By Juan Cole | (Informed Comment) | – –
Daesh (ISIS, ISIL) claimed responsibility Sunday for bomb attacks in the Syrian capital of Damascus that seem likely to have aimed at derailing the tentative talks in Geneva.
First, a Daesh agent set off a car bomb next to a bus transporting Shiite fighters for the regime of Bashar al-Assad, killing 25. Then, when people gathered to give medical and other help, two assailants set off their belt bombs, killing more dozens.
Some 60 persons were injured in the bombings, some critically.
Syria has many ethnic groups and sects. Some 10% to 14% are Alawite Shiites, the group from which the upper echelons of the regime and the officer corps are drawn. There are also other sorts of Shiite or offshoots of Shiism, including Twelvers (the kind that predominates in Iran and Iraq), Druze and Ismailis.
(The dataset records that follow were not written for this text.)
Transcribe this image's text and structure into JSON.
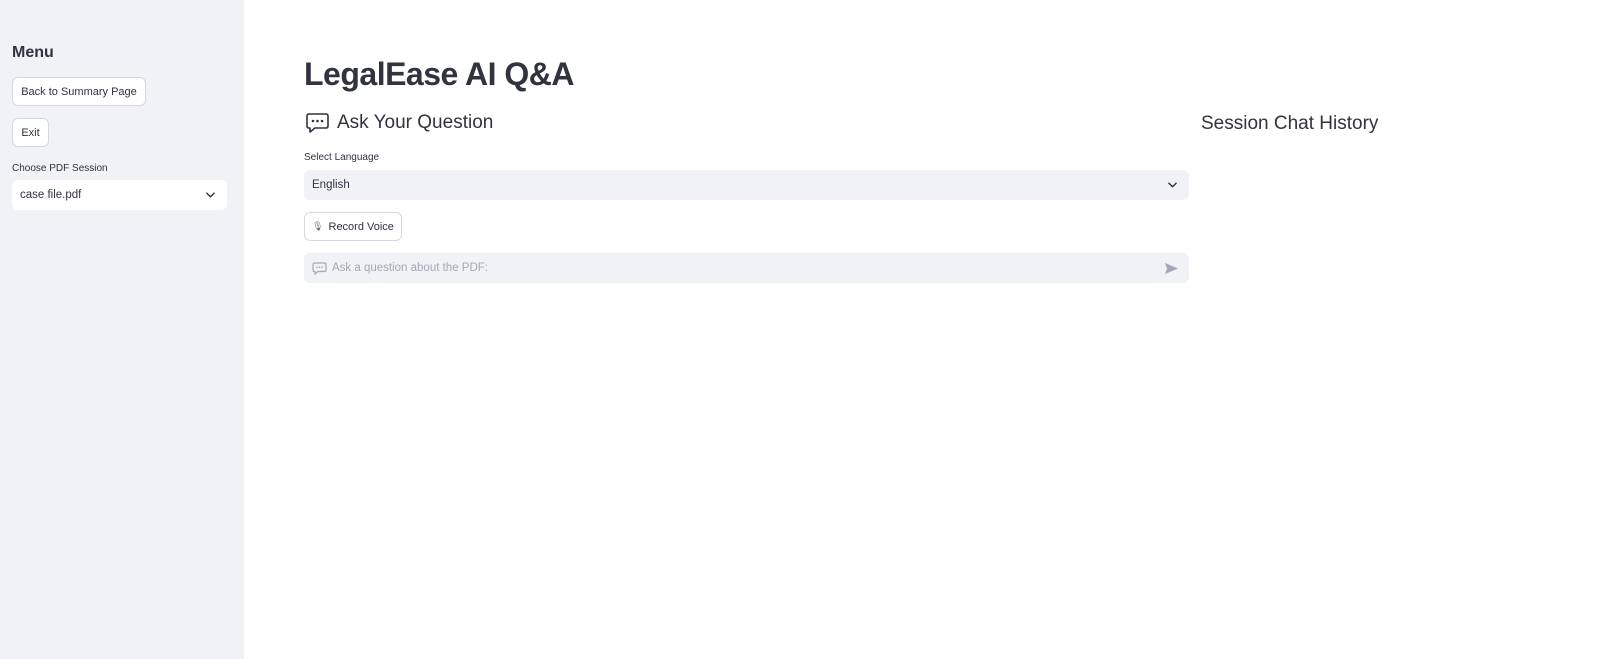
{
  "sidebar": {
    "title": "Menu",
    "back_button": "Back to Summary Page",
    "exit_button": "Exit",
    "session_label": "Choose PDF Session",
    "session_value": "case file.pdf"
  },
  "main": {
    "title": "LegalEase AI Q&A",
    "ask_heading": "Ask Your Question",
    "ask_heading_icon": "speech-bubble-dots-icon",
    "history_heading": "Session Chat History",
    "language_label": "Select Language",
    "language_value": "English",
    "record_button": "Record Voice",
    "record_icon": "microphone-icon",
    "chat_placeholder": "Ask a question about the PDF:"
  },
  "colors": {
    "sidebar_bg": "#f0f2f6",
    "text": "#31333f",
    "input_bg": "#f0f2f6",
    "placeholder": "#a3a8b4"
  }
}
Add them all up and they come to as many as 18% of the population.
Shiites give special honor to the family of the Prophet Muhammad, and they often erect shrines over their tombs. Zaynab bint Ali (d. 681) was the granddaughter of the Prophet Muhammad. Her shrine is in a district of Damascus, and the neighborhoods around it are heavily Shiite. In the past decade the area, known colloquially as Sitt Zaynab, has attracted expatriate Shiite communities such as refugees from the Iraq War and Lebanese Shiites. Most of those residents have had to leave because of Syria’s civil war and because the hard line Salafi Jihadis (who are hyper-Sunni and typically despise Shiites) have targeted the neighborhood, as they did again yesterday. But some expatriate remain, including fighters of the Hizbullah party-militia of Lebanon and volunteers from south Iraq. It was the latter that Daesh was targeting.
Likely the bombings were intended to throw a wrench into the negotiations that opened Monday in Geneva between the rebels and the Syrian regime, by heightening sectarian passions.
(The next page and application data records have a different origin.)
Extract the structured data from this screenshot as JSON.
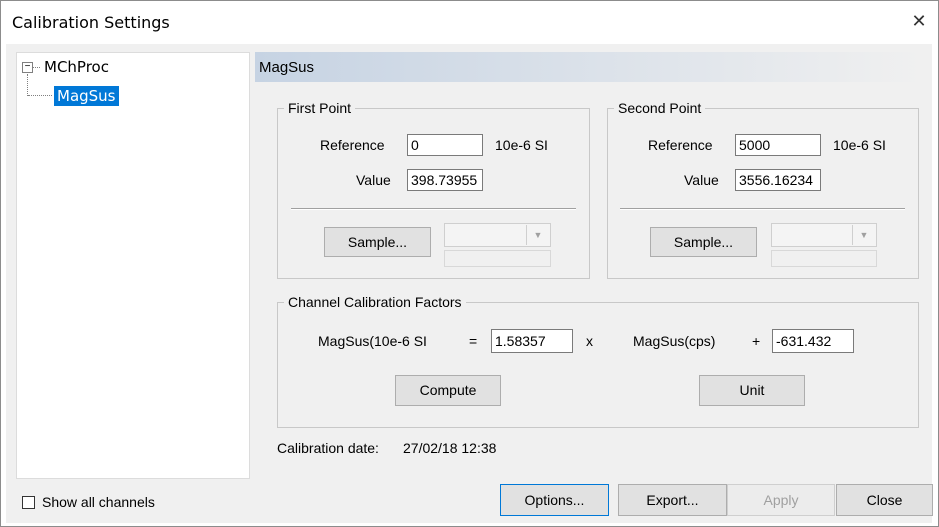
{
  "window": {
    "title": "Calibration Settings",
    "close_glyph": "✕"
  },
  "tree": {
    "expander": "−",
    "root": "MChProc",
    "child": "MagSus"
  },
  "panel": {
    "header": "MagSus"
  },
  "first_point": {
    "title": "First Point",
    "reference_label": "Reference",
    "reference_value": "0",
    "reference_unit": "10e-6 SI",
    "value_label": "Value",
    "value_value": "398.73955",
    "sample_label": "Sample...",
    "combo_arrow": "▼"
  },
  "second_point": {
    "title": "Second Point",
    "reference_label": "Reference",
    "reference_value": "5000",
    "reference_unit": "10e-6 SI",
    "value_label": "Value",
    "value_value": "3556.16234",
    "sample_label": "Sample...",
    "combo_arrow": "▼"
  },
  "factors": {
    "title": "Channel Calibration Factors",
    "output_label": "MagSus(10e-6 SI",
    "equals": "=",
    "multiplier": "1.58357",
    "times": "x",
    "input_label": "MagSus(cps)",
    "plus": "+",
    "offset": "-631.432",
    "compute_label": "Compute",
    "unit_label": "Unit"
  },
  "calibration": {
    "date_label": "Calibration date:",
    "date_value": "27/02/18 12:38"
  },
  "footer": {
    "show_all_label": "Show all channels",
    "options_label": "Options...",
    "export_label": "Export...",
    "apply_label": "Apply",
    "close_label": "Close"
  },
  "colors": {
    "selection": "#0078d7",
    "header_gradient_start": "#c6d3e3",
    "dialog_bg": "#f0f0f0"
  }
}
The talks were in trouble for other reasons. The Saudis sent Syrian members of the High Negotiations Commission to Geneva, but appointed as their spokesman Muhammad Alloush, leader of the hard line Salafi Army of Islam (Jaysh al-Islam), which attacks the idea of democracy.
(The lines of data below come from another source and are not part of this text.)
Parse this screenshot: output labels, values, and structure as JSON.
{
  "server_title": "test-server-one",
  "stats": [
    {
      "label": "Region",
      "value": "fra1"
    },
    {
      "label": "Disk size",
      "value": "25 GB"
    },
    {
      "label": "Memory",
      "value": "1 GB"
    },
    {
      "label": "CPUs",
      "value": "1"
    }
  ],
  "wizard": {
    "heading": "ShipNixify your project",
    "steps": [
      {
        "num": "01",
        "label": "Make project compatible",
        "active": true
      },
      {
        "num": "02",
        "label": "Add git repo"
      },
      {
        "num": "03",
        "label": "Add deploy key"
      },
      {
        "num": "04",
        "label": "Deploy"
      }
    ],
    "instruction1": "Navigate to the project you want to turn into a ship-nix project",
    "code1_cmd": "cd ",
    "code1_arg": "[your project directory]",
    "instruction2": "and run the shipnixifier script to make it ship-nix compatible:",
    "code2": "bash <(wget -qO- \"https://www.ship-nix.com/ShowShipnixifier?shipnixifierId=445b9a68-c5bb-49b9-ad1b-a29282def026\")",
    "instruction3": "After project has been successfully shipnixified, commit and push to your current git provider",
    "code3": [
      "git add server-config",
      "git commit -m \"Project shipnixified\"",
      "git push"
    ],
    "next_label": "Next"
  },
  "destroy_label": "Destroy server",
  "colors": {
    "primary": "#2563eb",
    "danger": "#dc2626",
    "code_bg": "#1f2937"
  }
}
The Bashar al-Assad regime and its Russian backers see the Army of Islam as a terrorist group no different from Daesh or al-Qaeda, and refuse to negotiate with it.
UN special envoy Steffan de Mistura dealt with this problem by engaging in a kind of shuttle diplomacy, going to see the regime representatives, and then after a decent interval visiting the rebels.
The rebel side insisted that the regime fulfill its commitments and lift the siege on 45,000 residents of rebel-held areas. It is a war crime for Syria to starve civilian populations as part of the war effort. The rebels also have some civilians under siege, especially in Shiite areas.